**Task**
Search the data for the string "source" and copy each line in which it appears.

___ Raw data ___

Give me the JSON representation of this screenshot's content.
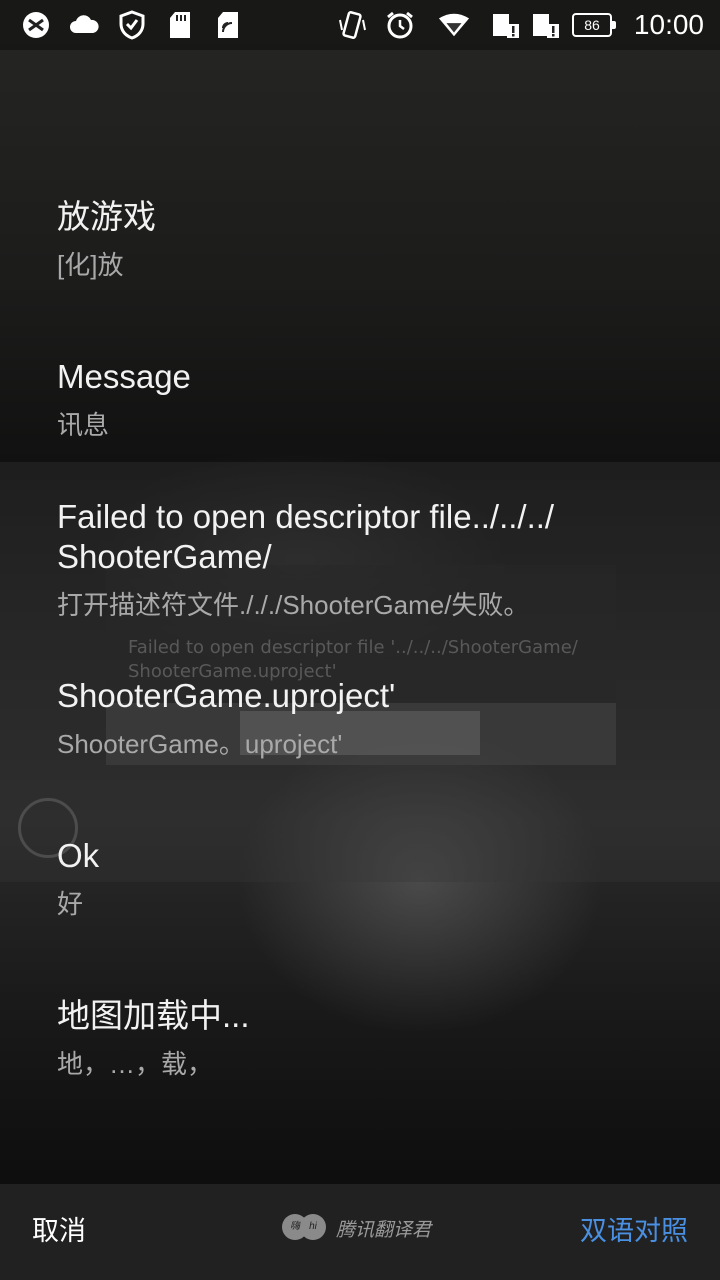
{
  "status_bar": {
    "time": "10:00",
    "battery": "86",
    "icons": [
      "browser-icon",
      "cloud-icon",
      "shield-icon",
      "sd-card-icon",
      "sim-icon",
      "vibrate-icon",
      "alarm-icon",
      "wifi-icon",
      "sim1-alert-icon",
      "sim2-alert-icon",
      "battery-icon"
    ]
  },
  "background_ghost": {
    "dialog_text_line1": "Failed to open descriptor file '../../../ShooterGame/",
    "dialog_text_line2": "ShooterGame.uproject'",
    "dialog_button": "Ok"
  },
  "entries": [
    {
      "source": "放游戏",
      "translation": "[化]放"
    },
    {
      "source": "Message",
      "translation": "讯息"
    },
    {
      "source": "Failed to open descriptor file../../../ ShooterGame/",
      "translation": "打开描述符文件./././ShooterGame/失败。"
    },
    {
      "source": "ShooterGame.uproject'",
      "translation": "ShooterGame。uproject'"
    },
    {
      "source": "Ok",
      "translation": "好"
    },
    {
      "source": "地图加载中...",
      "translation": "地，…，载，"
    }
  ],
  "bottom_bar": {
    "cancel_label": "取消",
    "brand_name": "腾讯翻译君",
    "logo_left": "嗨",
    "logo_right": "hi",
    "bilingual_label": "双语对照",
    "bilingual_color": "#4a90e2"
  }
}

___

**Output**
      "source": "放游戏",
      "source": "Message",
      "source": "Failed to open descriptor file../../../ ShooterGame/",
      "source": "ShooterGame.uproject'",
      "source": "Ok",
      "source": "地图加载中...",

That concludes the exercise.